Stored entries

□ □ □

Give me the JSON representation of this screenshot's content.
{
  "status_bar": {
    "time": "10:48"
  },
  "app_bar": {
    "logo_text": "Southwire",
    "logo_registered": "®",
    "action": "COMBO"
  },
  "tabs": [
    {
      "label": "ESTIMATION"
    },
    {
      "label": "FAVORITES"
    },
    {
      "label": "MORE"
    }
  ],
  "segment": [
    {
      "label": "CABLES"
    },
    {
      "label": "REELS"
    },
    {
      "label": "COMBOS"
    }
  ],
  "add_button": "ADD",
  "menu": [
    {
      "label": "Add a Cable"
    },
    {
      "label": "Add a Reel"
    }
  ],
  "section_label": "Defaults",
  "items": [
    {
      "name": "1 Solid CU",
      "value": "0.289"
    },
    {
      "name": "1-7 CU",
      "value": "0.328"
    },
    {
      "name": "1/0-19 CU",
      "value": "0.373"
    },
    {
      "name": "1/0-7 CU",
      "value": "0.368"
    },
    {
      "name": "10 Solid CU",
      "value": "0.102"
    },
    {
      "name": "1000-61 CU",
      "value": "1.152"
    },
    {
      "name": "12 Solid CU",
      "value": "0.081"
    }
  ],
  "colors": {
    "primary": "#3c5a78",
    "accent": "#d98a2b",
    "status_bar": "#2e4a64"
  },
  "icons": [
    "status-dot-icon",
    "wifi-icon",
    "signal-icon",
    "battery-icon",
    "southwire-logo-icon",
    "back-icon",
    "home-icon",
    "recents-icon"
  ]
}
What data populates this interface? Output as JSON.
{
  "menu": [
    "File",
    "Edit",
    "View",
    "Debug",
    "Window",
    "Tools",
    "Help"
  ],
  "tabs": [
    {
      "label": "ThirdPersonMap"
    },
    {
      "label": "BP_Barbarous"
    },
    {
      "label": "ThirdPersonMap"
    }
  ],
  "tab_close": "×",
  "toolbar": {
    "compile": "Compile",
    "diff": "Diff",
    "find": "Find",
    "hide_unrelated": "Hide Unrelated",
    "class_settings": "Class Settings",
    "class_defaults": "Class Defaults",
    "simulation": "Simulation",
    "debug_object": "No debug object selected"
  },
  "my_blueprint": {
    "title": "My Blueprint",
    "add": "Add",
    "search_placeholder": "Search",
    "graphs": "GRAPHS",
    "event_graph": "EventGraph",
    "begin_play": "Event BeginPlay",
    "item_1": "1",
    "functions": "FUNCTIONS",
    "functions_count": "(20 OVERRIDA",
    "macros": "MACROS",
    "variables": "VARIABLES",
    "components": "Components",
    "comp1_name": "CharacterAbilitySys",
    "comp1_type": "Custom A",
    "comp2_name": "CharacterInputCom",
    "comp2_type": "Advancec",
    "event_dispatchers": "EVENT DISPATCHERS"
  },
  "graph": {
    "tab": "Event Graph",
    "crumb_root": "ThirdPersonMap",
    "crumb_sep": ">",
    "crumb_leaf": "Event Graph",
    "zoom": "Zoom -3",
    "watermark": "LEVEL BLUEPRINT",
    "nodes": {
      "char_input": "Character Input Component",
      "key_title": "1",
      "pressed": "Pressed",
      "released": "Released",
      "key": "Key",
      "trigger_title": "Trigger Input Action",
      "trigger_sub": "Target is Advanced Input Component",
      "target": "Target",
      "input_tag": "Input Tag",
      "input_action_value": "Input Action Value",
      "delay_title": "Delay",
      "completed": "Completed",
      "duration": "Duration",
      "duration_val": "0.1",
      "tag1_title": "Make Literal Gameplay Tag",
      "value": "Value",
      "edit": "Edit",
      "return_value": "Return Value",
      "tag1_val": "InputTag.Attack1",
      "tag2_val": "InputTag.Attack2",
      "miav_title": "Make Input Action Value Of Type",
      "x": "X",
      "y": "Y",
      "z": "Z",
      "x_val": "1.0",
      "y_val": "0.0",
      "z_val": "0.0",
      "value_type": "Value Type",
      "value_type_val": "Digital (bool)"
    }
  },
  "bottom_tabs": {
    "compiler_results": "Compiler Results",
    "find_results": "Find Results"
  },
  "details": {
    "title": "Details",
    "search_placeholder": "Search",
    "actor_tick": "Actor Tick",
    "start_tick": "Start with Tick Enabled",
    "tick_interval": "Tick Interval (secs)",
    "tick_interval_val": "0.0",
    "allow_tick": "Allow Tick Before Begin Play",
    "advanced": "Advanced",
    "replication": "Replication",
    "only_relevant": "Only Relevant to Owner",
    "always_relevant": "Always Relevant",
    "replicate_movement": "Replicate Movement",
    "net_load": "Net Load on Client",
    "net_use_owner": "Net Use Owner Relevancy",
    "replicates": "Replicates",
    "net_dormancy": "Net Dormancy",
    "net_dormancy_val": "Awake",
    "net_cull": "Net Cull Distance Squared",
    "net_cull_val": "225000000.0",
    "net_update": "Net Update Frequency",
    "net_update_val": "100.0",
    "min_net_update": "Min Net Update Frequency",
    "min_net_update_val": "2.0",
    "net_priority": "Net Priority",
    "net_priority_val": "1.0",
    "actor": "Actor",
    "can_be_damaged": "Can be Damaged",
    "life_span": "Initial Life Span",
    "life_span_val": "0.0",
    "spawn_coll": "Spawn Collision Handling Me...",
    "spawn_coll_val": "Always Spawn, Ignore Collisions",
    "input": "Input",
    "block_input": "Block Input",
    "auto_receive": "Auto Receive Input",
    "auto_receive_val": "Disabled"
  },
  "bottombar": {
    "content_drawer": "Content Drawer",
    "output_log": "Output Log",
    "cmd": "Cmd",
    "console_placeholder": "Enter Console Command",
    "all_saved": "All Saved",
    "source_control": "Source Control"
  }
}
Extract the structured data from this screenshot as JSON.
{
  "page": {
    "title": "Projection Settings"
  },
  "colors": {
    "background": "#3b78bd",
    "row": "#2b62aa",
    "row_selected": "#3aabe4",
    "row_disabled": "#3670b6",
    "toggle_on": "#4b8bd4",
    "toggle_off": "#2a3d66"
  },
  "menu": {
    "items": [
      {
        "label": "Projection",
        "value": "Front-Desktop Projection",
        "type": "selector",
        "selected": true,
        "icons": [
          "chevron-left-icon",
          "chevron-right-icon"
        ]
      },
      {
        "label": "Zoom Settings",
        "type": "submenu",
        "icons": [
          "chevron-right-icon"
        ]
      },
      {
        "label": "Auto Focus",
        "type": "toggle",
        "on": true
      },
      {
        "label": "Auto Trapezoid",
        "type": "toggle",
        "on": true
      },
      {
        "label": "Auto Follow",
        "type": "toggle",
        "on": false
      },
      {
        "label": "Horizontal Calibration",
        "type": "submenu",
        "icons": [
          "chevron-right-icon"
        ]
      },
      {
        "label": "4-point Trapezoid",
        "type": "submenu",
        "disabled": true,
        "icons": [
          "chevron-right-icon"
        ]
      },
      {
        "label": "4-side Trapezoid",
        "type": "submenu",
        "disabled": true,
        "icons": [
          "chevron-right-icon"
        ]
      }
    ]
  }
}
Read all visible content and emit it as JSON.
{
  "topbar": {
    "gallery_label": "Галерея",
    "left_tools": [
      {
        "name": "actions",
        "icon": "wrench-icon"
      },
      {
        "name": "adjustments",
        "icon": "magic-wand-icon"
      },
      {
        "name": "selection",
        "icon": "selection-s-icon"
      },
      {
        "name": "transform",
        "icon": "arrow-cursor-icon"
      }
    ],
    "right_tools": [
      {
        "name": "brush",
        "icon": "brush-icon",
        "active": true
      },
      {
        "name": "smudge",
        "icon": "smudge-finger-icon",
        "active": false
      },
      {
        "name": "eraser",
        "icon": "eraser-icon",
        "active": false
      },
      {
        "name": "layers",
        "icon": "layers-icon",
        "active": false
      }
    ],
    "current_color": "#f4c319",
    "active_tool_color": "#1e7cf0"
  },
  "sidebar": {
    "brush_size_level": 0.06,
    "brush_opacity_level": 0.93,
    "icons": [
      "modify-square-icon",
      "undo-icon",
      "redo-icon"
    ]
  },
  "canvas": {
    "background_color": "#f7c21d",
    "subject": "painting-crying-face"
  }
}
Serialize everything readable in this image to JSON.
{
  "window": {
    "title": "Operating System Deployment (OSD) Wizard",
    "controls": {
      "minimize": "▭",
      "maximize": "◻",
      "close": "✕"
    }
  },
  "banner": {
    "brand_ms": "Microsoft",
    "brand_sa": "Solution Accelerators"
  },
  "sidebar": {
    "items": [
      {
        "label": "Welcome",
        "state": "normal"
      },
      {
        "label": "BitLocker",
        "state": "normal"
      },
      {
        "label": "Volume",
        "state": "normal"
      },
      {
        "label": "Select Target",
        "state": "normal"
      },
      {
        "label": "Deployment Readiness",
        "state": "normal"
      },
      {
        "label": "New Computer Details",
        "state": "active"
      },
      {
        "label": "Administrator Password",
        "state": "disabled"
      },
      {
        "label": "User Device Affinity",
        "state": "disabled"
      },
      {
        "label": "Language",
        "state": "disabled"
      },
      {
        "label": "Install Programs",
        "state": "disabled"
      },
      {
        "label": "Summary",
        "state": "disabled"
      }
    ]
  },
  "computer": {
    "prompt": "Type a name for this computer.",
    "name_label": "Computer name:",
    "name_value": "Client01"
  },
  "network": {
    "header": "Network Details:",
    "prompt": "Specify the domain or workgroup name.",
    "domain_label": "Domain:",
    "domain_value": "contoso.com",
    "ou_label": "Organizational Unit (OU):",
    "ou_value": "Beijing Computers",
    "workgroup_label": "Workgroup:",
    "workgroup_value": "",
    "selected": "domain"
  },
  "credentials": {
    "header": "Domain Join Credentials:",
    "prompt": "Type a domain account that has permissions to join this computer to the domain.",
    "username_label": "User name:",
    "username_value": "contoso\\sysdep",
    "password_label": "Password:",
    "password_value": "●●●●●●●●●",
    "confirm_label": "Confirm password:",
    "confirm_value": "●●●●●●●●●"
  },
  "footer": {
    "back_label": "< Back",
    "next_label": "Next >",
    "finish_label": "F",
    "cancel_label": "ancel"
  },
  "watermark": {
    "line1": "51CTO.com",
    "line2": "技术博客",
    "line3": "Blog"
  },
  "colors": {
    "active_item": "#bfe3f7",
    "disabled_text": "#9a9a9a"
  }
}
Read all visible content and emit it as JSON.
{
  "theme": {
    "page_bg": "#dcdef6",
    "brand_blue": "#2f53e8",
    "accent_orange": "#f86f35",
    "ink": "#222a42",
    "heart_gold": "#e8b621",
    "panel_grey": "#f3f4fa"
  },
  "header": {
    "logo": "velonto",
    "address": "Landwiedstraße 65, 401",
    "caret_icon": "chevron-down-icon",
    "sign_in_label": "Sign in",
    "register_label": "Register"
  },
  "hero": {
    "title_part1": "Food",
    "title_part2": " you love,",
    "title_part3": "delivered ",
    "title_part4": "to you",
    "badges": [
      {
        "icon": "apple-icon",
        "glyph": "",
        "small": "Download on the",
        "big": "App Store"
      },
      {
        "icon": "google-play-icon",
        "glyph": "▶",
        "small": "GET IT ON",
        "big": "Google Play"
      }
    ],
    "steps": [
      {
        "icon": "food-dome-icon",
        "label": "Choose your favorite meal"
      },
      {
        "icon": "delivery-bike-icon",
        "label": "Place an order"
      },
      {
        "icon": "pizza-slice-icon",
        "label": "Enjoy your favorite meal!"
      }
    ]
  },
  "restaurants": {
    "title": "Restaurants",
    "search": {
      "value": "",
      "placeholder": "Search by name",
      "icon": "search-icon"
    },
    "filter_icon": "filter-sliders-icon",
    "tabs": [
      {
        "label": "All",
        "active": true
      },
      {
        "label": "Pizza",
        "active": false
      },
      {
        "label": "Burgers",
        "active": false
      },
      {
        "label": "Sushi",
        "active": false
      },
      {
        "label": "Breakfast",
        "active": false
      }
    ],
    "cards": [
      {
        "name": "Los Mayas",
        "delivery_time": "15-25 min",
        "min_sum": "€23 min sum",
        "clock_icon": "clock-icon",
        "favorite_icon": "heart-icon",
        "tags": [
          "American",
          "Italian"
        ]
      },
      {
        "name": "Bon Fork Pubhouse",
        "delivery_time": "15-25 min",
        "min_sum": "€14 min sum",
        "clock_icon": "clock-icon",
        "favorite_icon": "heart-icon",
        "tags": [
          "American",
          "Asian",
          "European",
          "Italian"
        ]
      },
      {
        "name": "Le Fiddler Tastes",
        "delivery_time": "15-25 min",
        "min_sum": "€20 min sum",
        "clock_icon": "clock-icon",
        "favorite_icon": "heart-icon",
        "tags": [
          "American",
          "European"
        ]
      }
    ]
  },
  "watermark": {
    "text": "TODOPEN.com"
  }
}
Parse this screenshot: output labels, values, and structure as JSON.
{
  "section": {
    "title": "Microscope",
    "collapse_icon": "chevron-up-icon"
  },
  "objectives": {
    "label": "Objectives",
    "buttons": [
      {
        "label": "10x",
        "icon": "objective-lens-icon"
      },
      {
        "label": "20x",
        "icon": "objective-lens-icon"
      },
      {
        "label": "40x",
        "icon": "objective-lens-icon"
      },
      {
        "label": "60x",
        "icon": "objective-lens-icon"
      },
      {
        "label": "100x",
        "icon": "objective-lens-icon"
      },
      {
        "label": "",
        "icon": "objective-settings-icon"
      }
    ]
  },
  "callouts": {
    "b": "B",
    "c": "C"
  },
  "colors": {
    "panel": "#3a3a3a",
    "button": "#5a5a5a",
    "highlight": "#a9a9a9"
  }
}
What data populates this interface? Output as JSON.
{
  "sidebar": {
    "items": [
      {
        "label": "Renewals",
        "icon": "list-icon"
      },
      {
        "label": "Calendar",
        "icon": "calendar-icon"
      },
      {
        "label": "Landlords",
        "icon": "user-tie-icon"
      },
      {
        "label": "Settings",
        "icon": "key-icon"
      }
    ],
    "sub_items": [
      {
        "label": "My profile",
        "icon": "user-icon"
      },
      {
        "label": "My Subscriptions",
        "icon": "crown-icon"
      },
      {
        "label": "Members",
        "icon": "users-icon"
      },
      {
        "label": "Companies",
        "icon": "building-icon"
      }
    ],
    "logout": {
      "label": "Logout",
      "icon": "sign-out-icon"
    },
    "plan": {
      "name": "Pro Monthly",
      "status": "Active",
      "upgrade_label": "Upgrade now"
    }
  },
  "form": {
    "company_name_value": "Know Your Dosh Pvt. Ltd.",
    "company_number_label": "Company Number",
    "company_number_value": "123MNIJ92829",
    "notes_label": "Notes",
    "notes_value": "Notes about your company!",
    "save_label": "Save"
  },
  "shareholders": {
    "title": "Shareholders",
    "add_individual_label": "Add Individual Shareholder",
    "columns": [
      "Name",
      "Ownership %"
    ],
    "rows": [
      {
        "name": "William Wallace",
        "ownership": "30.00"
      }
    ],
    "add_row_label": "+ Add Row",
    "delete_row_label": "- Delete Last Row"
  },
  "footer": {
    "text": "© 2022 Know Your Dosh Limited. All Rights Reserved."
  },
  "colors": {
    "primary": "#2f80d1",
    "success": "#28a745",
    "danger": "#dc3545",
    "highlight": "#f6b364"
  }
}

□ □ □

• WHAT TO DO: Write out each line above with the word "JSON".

• EXPECTED ANSWER:
Give me the JSON representation of this screenshot's content.
What data populates this interface? Output as JSON.
Extract the structured data from this screenshot as JSON.
Read all visible content and emit it as JSON.
Serialize everything readable in this image to JSON.
Read all visible content and emit it as JSON.
Parse this screenshot: output labels, values, and structure as JSON.
What data populates this interface? Output as JSON.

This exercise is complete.